Nick Rahall, the 17-term Democrat representing Southern West Virginia in the U.S. House of Representatives, faces what looks like his toughest battle yet. He’s been outraised by his GOP opponent, former State Supreme Court Justice Spike Maynard ($389,000 to $244,000), and he’s being splattered by ugly publicity (his sister, fired from a lobbying form, allegedly threatened that her brother “would exercise his power and influence on Capitol Hill to harm the businesses and reputations of RJI and its personnel,” according to a lawsuit filed by the lobbying firm. All that was irrelevant Saturday, one of the great days on the calendar for Southern West Virginia and BASE jumpers everywhere: it was Bridge Day, when tens of thousands of people and 400 jumpers converge on the world’s second highest single-span bridge, which stands at 876 feet above the New River Gorge, and jump from it.
Gore Vidal was interviewed by Britain’s New Statesman last week. “I want to talk about three things – politics, literature and you. Why do you think Obama is in so much trouble at the moment, Gore?” went the first question. Gore’s answer: “Well, we’ve had a bit of a coup d’état here. You see, we have something called the Republican Party. It’s not a political party – and this is why Europeans can never figure out what we’re doing. When they talk about conservative American politics, they always think of nice old colonels, fox-hunting, you know. But what we’ve got is a quasi-fascist batch; people with fascist interests, let us say – I don’t want to put it more harshly. They believe in authority, they believe in their own mind and no one else’s, and they’ve set out to get him [Obama]. Now, remember, this is a racist country. It’s just like South Africa, I suppose, after the first changes in their great upheavals. And we had a great upheaval with the election of Obama – rather more intelligent, as our presidents go, than what we normally get when we get a white one. This has caused consternation out there: “There’s something terribly wrong with what came our way.” See the full interview.

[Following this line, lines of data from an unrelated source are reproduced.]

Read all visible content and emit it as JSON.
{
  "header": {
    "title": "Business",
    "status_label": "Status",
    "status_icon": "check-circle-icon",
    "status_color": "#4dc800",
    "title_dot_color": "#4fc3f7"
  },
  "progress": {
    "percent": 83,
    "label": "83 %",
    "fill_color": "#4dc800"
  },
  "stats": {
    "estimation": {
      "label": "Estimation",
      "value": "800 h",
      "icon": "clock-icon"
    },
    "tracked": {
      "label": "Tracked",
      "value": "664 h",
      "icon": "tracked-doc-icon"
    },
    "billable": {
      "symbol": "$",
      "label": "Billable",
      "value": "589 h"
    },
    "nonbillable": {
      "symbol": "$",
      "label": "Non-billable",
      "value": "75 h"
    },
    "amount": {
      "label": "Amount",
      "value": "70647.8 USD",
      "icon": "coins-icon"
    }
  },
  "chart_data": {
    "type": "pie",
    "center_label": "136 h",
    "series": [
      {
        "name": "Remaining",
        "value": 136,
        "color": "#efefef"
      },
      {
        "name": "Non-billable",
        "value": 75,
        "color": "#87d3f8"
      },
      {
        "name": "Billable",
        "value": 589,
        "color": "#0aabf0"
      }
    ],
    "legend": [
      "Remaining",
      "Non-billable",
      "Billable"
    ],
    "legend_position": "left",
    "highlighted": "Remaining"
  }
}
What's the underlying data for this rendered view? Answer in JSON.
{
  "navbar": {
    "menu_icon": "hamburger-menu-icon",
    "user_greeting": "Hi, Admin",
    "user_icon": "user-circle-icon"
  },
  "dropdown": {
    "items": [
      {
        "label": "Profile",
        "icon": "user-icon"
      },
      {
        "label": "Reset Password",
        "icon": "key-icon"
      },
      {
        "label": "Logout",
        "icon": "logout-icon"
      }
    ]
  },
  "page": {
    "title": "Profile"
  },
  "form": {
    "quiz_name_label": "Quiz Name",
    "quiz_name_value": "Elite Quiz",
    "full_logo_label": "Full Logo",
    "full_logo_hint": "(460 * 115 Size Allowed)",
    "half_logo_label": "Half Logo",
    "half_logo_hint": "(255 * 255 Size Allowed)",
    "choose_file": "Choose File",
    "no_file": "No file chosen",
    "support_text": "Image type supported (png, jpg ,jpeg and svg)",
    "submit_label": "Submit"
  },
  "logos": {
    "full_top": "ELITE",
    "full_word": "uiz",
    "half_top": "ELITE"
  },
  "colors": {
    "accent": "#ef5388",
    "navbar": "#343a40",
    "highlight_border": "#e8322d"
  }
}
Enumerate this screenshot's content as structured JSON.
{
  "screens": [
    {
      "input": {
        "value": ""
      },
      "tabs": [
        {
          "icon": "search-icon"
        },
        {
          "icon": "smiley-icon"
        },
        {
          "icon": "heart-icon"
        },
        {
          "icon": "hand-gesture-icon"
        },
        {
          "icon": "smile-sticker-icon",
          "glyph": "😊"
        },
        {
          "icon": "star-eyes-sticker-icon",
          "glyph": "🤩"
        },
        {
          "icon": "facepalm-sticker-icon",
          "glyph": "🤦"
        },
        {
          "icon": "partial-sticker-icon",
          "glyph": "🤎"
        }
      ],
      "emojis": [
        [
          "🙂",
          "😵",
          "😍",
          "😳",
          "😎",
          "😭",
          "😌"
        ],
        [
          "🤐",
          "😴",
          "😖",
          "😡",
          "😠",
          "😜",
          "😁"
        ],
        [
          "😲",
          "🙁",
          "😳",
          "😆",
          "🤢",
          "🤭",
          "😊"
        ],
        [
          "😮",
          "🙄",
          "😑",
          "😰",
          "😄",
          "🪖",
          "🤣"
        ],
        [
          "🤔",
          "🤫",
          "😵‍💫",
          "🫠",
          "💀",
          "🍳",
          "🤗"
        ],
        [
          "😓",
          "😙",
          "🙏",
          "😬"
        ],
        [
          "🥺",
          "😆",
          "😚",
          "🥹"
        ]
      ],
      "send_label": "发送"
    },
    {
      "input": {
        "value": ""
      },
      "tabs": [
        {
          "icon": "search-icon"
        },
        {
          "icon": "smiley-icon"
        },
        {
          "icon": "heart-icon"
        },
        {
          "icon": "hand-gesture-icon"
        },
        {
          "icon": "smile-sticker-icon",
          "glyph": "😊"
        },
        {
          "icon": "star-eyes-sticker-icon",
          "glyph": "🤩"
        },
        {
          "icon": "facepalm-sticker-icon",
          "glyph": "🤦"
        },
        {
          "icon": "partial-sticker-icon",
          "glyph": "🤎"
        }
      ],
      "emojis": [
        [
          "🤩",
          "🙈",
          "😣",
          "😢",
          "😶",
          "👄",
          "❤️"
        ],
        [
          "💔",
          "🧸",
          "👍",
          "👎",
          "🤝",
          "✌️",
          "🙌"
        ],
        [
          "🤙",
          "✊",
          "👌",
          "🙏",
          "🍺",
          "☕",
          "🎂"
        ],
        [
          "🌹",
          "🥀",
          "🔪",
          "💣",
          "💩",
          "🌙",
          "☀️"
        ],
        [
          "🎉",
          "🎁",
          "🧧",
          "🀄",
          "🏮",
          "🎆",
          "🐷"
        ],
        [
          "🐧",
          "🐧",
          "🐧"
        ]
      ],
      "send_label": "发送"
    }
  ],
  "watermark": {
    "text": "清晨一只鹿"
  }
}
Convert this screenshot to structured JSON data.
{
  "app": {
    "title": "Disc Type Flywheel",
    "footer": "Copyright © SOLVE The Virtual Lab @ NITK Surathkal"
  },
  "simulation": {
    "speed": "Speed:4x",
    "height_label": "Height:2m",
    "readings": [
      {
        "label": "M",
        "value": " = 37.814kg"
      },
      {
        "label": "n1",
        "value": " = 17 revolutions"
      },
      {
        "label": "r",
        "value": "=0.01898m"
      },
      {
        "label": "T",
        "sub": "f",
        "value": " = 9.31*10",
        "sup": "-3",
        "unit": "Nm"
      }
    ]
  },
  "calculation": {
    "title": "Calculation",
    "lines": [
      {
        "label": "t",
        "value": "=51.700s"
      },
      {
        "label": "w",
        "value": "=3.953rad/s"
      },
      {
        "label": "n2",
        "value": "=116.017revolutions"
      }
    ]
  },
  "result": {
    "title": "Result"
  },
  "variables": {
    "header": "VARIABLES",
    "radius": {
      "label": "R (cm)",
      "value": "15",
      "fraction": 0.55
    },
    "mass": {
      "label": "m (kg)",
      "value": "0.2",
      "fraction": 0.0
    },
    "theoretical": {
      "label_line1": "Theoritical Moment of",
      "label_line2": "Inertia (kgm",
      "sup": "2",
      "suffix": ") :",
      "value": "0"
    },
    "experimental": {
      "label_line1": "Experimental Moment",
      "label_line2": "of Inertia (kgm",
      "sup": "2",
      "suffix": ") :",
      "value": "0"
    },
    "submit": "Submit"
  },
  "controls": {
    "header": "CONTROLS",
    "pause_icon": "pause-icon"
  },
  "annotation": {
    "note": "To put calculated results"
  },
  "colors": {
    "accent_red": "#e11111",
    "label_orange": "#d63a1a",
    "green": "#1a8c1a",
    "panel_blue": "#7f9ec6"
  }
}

The New Republic’s book-chat site runs the magazine’s 1940 review, by Malcolm Cowley, of Richard Wright’s Native Son: “In the last part of the book, which is also the best, we learn that the case of Bigger Thomas is not the author’s deepest concern. Behind it is another, more complicated story he is trying hard to explain, though the words come painfully at first, and later come in a flood that almost sweeps him away. “Listen, you white folks,” he seems to be saying over and over. “I want to tell you about all the Negroes in America. I want to tell you how they live and how they feel. I want you to change your minds about them before it is too late to prevent a worse disaster than any we have known. I speak for my own people, but I speak for America too.” And because he does speak for and to the nation, without ceasing to be a Negro, his book has more force than any other American novel by a member of his race.” The full review.
- Orson Welles On Art and Politics
- Bertrand Russell on God
- Salvador Dali on “What’s My Line?”
- Heidegger Speaks
- Don’t Ask Don’t Tell Should Be History
- Florida’s Abortion Follies: When Lawmakers Are Sexual Predators
- Ellen DeGeneres on Bigoted Bullying
- To Counter Bullying, Flagler Sheriff Is Giving Away 3,000 Internet Monitoring Programs
- Sex workers trading condoms for job security
- Jailed for Words: Nobel Laureate Liu Xiaobo
- Department of Childish Errors